August: Osage County, a film that explores the tangled customs, expectations and dissatisfactions inherent in every family, is one of those stories. Based on the Pulitzer-Prize-winning play by Tracy Letts, August follows the Westons, an Oklahoman family reunited when its patriarch, Beverly (Sam Shepard), goes missing. Together in Osage County for the first time since adolescence, the Westons must address addiction, jealousies and secrets that have always both divided – and united – their family.
The strongest feature of August is its authenticity, which is imperative to explore the intricacies of family. Letts’ natural dialogue and ordinary situations work together to cleverly create uncomfortably familiar scenarios that, despite their lack of blockbuster sensationalism, enrapt viewers simply because they, too, have gone through similar situations. The most engaging scenes in August are those that, on the surface, are the most ordinary: a family dinner, a living room dance or a song by the piano.
In perfect complement to the ordinary, the performances in August inject the spectacular, together wielding some of the strongest on screen this season. At the helm of both the cast and the Weston family is Meryl Streep as Violet, a decaying mother addicted to pills, control and contempt.
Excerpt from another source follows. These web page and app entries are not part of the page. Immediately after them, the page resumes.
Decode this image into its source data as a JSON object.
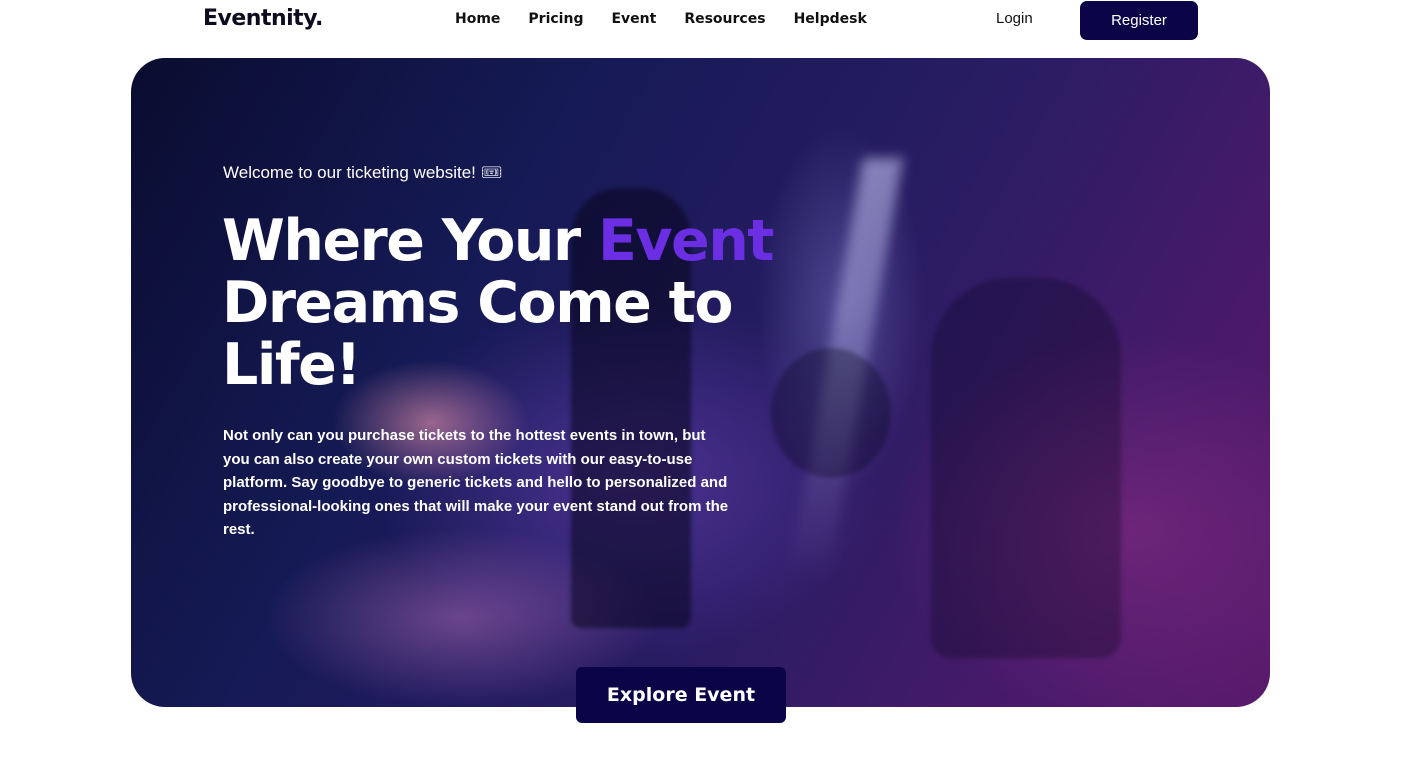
{
  "header": {
    "logo": "Eventnity.",
    "nav": [
      "Home",
      "Pricing",
      "Event",
      "Resources",
      "Helpdesk"
    ],
    "login_label": "Login",
    "register_label": "Register"
  },
  "hero": {
    "welcome": "Welcome to our ticketing website! 🎟",
    "headline_part1": "Where Your ",
    "headline_accent": "Event",
    "headline_part2": " Dreams Come to Life!",
    "description": "Not only can you purchase tickets to the hottest events in town, but you can also create your own custom tickets with our easy-to-use platform. Say goodbye to generic tickets and hello to personalized and professional-looking ones that will make your event stand out from the rest.",
    "cta_label": "Explore Event"
  },
  "colors": {
    "brand_dark": "#0b0548",
    "accent": "#6c2ee3"
  }
}
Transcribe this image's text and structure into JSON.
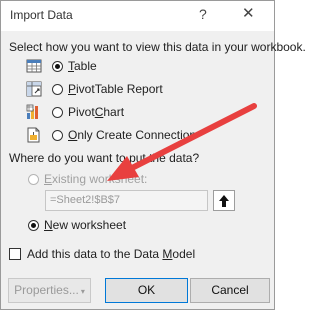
{
  "window": {
    "title": "Import Data",
    "help_glyph": "?",
    "close_glyph": "✕"
  },
  "view_section": {
    "prompt": "Select how you want to view this data in your workbook.",
    "options": [
      {
        "accel": "T",
        "rest": "able",
        "selected": true
      },
      {
        "accel": "P",
        "rest": "ivotTable Report",
        "selected": false
      },
      {
        "prefix": "Pivot",
        "accel": "C",
        "rest": "hart",
        "selected": false
      },
      {
        "accel": "O",
        "rest": "nly Create Connection",
        "selected": false
      }
    ]
  },
  "location_section": {
    "prompt": "Where do you want to put the data?",
    "existing_label": "Existing worksheet:",
    "existing_accel": "E",
    "existing_rest": "xisting worksheet:",
    "range_value": "=Sheet2!$B$7",
    "collapse_glyph": "🡅",
    "new_accel": "N",
    "new_rest": "ew worksheet",
    "new_selected": true
  },
  "data_model": {
    "prefix": "Add this data to the Data ",
    "accel": "M",
    "rest": "odel",
    "checked": false
  },
  "buttons": {
    "properties": "Properties...",
    "properties_arrow": "▾",
    "ok": "OK",
    "cancel": "Cancel"
  },
  "colors": {
    "annotation_arrow": "#e8403f",
    "accent": "#0078d7"
  }
}
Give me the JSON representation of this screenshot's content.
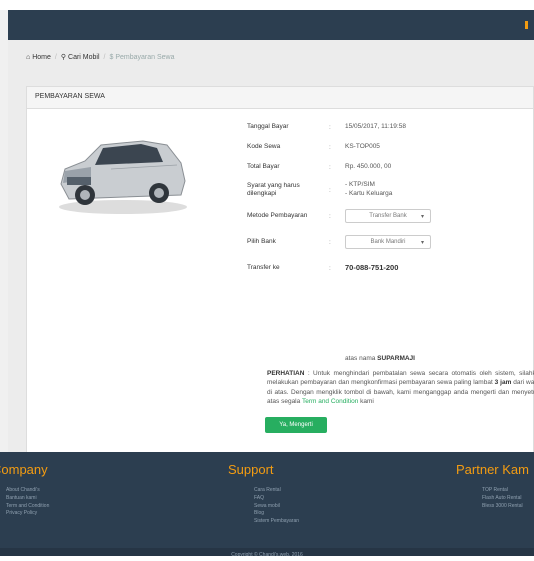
{
  "breadcrumb": {
    "home": "Home",
    "cari": "Cari Mobil",
    "current": "Pembayaran Sewa"
  },
  "panel": {
    "title": "PEMBAYARAN SEWA"
  },
  "details": {
    "tanggal_label": "Tanggal Bayar",
    "tanggal_value": "15/05/2017, 11:19:58",
    "kode_label": "Kode Sewa",
    "kode_value": "KS-TOP005",
    "total_label": "Total Bayar",
    "total_value": "Rp. 450.000, 00",
    "syarat_label": "Syarat yang harus dilengkapi",
    "syarat_value_1": "- KTP/SIM",
    "syarat_value_2": "- Kartu Keluarga",
    "metode_label": "Metode Pembayaran",
    "metode_value": "Transfer Bank",
    "bank_label": "Pilih Bank",
    "bank_value": "Bank Mandiri",
    "transfer_label": "Transfer ke",
    "transfer_value": "70-088-751-200",
    "atas_prefix": "atas nama",
    "atas_name": "SUPARMAJI"
  },
  "notice": {
    "title": "PERHATIAN",
    "text_1": ": Untuk menghindari pembatalan sewa secara otomatis oleh sistem, silahkan melakukan pembayaran dan mengkonfirmasi pembayaran sewa paling lambat",
    "deadline": "3 jam",
    "text_2": "dari waktu di atas. Dengan mengklik tombol di bawah, kami menganggap anda mengerti dan menyetujui atas segala",
    "link": "Term and Condition",
    "text_3": "kami"
  },
  "button": {
    "ok_label": "Ya, Mengerti"
  },
  "footer": {
    "company_title": "Company",
    "company_items": [
      "About Chandi's",
      "Bantuan kami",
      "Term and Condition",
      "Privacy Policy"
    ],
    "support_title": "Support",
    "support_items": [
      "Cara Rental",
      "FAQ",
      "Sewa mobil",
      "Blog",
      "Sistem Pembayaran"
    ],
    "partner_title": "Partner Kam",
    "partner_items": [
      "TOP Rental",
      "Flash Auto Rental",
      "Bless 3000 Rental"
    ],
    "copyright": "Copyright © Chandi's.web, 2016"
  },
  "colors": {
    "navbar": "#2c3e50",
    "accent": "#f39c12",
    "button": "#27ae60"
  }
}
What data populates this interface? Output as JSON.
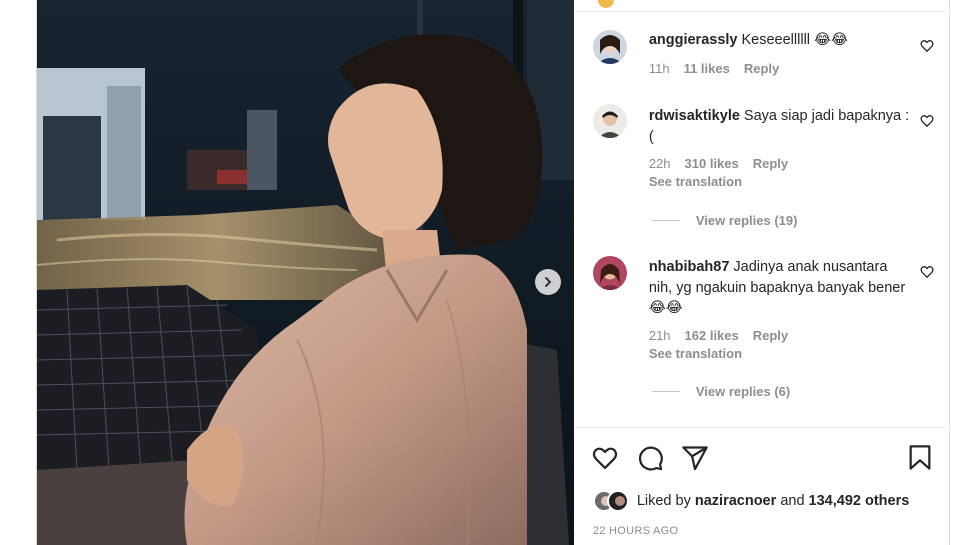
{
  "comments": [
    {
      "username": "anggierassly",
      "text": "Keseeellllll 😂😂",
      "time": "11h",
      "likes": "11 likes",
      "reply_label": "Reply"
    },
    {
      "username": "rdwisaktikyle",
      "text": "Saya siap jadi bapaknya :(",
      "time": "22h",
      "likes": "310 likes",
      "reply_label": "Reply",
      "see_translation": "See translation",
      "view_replies": "View replies (19)"
    },
    {
      "username": "nhabibah87",
      "text": "Jadinya anak nusantara nih, yg ngakuin bapaknya banyak bener 😂😂",
      "time": "21h",
      "likes": "162 likes",
      "reply_label": "Reply",
      "see_translation": "See translation",
      "view_replies": "View replies (6)"
    }
  ],
  "footer": {
    "liked_by_prefix": "Liked by",
    "liked_by_user": "naziracnoer",
    "liked_by_conj": "and",
    "liked_by_count": "134,492 others",
    "timestamp": "22 HOURS AGO"
  },
  "icons": {
    "like": "heart-icon",
    "comment": "comment-bubble-icon",
    "share": "paper-plane-icon",
    "save": "bookmark-icon",
    "next": "chevron-right-icon"
  }
}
After decades of excellence, Streep continues to captivate on-screen. As Violet, Streep surpasses method-acting camouflage, avoiding repetition and ostentation that could caricature such a vivacious role. Instead, Streep’s tireless devotion to her role yields a complex performance as she varies and revolutionizes Violet to show a true trajectory.
Julia Roberts shows surprising range as Violet’s “favorite” daughter, Barbara, in not only addressing an ailing mother, but also in dealing with the guilt of leaving her family behind in Osage County years ago. Benedict Cumberbatch, often typecasted as intelligentsia, shines as the ignorant Little Charles Aiken, a Weston cousin infantilized by his bully mother, played fabulously by Margo Martindale.
Despite the theatrical tact inherent in the August cast, director John Wells deserves significant credit for balancing the truthfulness and spectacular talent needed to make August a film about ordinary family, but entertainment nonetheless. Without proper direction, the complexities and performances of August could have become overbearing, especially with the number of storylines and characters that intersect in Osage County. Wells and Letts, the latter of whom penned the screenplay, together balance harrowing drama with moments of lighter humor, ensuring that audiences receive some reprieve alongside camaraderie shared over family traumas. Similarly, Wells cleverly bookends dramatic episodes with cinematographer Adriano Goldman’s beautiful shots of Oklahoma, which not only provides a further momentary release from the Weston drama for audiences, but also suggests that perhaps some of their distress derives from the isolated monotony of the land itself.
Granted, the lagging pace and simplicity needed to achieve the authenticity of August: Osage County could tire the impatient few, but for those who consume cinema for reflections, comments and resolutions on the complexity of ordinary life, August: Osage County is a resonant and refreshing film and, hopefully, an indication of more great films to come.